[Source records]

-.-.-

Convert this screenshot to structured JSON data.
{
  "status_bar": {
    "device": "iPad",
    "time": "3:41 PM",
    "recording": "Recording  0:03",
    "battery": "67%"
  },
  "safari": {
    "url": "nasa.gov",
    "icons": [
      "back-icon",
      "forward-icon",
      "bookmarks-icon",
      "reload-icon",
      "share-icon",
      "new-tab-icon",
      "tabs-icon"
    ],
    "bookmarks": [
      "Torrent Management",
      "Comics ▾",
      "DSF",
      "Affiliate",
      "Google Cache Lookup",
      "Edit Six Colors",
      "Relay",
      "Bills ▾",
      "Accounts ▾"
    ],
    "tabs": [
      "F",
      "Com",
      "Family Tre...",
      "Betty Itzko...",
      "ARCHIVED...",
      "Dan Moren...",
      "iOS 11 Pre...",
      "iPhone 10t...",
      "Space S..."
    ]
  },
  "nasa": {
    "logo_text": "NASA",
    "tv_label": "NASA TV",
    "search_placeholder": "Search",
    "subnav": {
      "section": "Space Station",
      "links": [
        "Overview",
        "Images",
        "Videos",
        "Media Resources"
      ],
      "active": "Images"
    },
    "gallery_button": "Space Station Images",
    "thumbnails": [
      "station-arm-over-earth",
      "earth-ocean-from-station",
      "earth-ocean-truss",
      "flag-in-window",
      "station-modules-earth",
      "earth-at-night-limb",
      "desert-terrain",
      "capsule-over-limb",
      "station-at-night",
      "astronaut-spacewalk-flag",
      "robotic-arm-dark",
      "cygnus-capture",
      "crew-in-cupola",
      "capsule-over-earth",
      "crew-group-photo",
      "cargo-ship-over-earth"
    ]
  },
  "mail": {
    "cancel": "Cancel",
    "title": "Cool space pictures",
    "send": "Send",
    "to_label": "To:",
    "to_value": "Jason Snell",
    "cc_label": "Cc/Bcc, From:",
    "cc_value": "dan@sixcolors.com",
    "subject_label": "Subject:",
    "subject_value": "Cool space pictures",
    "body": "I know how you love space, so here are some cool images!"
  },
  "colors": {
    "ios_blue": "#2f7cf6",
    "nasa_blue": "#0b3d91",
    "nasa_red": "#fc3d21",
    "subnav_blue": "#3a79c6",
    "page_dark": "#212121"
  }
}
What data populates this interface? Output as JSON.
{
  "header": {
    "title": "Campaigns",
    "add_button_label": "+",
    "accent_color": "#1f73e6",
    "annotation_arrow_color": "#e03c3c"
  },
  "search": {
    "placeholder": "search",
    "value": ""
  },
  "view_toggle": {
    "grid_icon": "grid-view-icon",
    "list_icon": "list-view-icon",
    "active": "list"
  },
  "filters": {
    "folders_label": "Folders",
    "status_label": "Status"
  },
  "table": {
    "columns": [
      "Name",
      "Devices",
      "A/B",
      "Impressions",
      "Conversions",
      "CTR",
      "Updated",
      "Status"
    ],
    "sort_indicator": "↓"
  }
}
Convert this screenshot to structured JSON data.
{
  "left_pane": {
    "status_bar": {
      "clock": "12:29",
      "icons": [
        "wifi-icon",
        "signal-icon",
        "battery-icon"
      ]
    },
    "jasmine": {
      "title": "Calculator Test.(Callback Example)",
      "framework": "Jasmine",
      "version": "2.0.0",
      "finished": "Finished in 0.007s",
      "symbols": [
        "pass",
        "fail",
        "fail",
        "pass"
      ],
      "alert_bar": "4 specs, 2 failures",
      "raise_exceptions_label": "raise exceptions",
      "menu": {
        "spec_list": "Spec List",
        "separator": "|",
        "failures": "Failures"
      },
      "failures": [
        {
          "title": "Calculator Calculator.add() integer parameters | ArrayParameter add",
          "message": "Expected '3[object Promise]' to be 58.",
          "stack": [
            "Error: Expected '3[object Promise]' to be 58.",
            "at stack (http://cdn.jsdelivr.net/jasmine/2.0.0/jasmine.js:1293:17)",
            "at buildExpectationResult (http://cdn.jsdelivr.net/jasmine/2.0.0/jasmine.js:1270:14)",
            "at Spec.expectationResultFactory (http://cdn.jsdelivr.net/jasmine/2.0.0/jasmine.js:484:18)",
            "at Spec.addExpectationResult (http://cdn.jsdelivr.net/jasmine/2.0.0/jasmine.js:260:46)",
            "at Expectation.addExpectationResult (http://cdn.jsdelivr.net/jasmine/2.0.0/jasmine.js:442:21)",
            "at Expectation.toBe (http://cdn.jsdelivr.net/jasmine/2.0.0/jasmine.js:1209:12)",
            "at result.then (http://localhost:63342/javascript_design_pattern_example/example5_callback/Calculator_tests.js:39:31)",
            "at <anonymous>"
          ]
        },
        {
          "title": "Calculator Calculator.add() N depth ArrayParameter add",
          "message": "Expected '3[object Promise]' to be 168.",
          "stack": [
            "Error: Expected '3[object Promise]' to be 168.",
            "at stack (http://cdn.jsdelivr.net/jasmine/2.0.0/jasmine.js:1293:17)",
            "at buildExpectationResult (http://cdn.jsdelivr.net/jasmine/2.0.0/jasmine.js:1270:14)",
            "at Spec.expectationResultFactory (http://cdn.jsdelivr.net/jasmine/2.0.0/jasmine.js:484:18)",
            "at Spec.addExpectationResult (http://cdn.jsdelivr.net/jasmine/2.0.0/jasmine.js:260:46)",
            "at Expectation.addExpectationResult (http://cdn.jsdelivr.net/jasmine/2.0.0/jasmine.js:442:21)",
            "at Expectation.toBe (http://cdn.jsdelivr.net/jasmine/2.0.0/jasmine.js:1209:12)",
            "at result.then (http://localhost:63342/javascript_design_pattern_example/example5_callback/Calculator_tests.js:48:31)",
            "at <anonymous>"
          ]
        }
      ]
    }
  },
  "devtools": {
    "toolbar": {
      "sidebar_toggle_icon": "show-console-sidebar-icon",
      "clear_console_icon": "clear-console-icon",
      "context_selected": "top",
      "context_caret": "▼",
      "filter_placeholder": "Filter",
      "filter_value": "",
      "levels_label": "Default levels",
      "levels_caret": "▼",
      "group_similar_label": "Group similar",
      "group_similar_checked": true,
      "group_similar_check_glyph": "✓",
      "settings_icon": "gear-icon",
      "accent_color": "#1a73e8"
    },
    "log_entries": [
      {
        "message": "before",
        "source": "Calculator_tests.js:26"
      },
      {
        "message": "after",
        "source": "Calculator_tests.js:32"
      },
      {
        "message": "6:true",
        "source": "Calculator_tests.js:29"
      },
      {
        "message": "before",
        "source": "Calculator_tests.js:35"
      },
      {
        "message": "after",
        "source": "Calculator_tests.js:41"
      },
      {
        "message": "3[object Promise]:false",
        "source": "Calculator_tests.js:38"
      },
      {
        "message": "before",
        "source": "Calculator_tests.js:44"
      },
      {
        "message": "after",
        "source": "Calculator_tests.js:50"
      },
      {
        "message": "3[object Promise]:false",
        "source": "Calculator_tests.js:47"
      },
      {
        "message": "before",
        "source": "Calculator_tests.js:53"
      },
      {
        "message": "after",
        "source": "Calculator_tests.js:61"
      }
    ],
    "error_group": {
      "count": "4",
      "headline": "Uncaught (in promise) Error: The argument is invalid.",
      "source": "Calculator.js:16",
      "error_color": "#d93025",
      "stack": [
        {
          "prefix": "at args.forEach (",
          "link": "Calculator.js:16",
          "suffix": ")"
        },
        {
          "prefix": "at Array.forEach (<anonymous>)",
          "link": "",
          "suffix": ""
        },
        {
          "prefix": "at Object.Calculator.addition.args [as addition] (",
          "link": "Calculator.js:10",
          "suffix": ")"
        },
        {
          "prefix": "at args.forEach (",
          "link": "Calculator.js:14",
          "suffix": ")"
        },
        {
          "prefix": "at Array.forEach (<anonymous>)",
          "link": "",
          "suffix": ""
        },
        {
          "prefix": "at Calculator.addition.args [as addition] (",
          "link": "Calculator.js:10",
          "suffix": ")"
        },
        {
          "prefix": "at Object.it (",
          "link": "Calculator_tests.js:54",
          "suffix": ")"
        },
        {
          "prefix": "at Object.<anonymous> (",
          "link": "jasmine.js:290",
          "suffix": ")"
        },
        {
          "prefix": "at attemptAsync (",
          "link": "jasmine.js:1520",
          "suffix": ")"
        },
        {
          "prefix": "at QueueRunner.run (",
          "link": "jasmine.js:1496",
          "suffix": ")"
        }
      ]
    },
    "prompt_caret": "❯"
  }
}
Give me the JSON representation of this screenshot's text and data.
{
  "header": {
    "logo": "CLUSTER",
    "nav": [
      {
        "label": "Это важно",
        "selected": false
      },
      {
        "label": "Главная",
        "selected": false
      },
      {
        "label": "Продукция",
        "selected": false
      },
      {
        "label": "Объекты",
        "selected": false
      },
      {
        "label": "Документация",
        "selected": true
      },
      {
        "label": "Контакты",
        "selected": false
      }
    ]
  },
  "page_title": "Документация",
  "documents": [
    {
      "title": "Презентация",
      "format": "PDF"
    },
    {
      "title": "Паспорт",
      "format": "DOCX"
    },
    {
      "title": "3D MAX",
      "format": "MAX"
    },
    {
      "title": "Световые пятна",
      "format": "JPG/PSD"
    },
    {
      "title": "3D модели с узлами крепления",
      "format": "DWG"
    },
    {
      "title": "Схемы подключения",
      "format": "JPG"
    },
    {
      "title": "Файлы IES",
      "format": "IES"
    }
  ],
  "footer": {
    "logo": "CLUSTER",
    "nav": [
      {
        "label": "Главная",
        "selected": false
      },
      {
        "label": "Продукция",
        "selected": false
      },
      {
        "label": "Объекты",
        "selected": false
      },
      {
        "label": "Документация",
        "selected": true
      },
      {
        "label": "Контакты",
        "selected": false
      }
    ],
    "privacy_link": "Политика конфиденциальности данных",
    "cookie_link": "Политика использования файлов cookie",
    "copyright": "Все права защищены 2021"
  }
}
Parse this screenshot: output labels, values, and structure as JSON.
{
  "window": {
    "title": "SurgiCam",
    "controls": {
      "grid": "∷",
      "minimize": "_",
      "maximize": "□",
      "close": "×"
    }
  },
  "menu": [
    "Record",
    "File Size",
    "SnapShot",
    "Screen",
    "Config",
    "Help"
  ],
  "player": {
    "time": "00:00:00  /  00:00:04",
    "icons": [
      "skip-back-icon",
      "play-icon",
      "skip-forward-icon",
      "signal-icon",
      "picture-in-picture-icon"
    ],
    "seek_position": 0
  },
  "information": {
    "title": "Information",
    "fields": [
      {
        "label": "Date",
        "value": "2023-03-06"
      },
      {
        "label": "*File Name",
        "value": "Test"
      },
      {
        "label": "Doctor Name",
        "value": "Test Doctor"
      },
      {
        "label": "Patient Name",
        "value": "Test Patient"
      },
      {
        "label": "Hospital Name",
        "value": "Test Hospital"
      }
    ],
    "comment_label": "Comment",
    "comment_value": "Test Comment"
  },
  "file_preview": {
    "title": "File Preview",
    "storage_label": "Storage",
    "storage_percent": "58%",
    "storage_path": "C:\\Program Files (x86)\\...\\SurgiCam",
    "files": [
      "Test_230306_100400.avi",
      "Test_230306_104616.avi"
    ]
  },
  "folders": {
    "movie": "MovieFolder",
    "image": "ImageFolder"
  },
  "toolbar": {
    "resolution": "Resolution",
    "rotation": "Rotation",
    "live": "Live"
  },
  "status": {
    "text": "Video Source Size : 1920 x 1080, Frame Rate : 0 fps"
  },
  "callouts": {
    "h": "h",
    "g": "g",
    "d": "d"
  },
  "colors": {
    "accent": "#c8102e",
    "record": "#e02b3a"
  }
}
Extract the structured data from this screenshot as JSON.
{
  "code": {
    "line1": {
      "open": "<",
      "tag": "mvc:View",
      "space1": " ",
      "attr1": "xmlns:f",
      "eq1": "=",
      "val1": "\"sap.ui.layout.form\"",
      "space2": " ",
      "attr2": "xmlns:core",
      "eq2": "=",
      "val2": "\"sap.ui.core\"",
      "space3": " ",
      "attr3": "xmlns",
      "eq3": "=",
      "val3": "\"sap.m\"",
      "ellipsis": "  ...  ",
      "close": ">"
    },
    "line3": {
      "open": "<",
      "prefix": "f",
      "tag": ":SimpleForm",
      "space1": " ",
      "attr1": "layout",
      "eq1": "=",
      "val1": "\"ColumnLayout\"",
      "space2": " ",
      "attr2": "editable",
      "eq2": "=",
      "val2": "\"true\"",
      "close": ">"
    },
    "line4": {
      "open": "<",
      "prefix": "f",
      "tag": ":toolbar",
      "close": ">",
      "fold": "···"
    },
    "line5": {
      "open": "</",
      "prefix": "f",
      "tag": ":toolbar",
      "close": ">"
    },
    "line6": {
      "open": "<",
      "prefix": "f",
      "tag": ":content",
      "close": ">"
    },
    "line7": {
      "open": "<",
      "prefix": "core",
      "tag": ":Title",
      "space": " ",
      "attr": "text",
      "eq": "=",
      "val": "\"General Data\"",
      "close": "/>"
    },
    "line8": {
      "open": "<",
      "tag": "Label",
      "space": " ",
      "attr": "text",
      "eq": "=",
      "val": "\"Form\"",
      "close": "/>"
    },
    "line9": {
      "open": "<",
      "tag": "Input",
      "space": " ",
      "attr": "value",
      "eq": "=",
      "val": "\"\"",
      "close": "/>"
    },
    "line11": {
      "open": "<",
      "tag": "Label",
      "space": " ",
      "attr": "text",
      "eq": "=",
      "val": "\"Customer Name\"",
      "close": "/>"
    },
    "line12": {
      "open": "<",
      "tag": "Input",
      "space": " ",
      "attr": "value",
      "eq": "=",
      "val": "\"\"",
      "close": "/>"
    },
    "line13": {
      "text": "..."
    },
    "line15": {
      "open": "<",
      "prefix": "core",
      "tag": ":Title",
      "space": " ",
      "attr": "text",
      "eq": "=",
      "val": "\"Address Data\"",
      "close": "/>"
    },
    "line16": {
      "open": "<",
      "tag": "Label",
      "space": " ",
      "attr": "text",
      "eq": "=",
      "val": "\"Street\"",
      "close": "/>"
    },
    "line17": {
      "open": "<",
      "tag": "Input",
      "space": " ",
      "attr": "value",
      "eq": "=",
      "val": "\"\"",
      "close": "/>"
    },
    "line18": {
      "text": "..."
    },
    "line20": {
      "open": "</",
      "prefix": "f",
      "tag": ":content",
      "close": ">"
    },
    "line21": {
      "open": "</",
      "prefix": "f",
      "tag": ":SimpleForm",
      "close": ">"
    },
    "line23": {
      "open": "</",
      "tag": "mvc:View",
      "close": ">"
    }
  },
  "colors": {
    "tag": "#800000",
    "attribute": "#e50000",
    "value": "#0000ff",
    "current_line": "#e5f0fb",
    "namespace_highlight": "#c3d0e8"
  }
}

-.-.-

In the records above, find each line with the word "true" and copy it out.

      "group_similar_checked": true,
        "message": "6:true",
        "selected": true
        "selected": true
      "val2": "\"true\"",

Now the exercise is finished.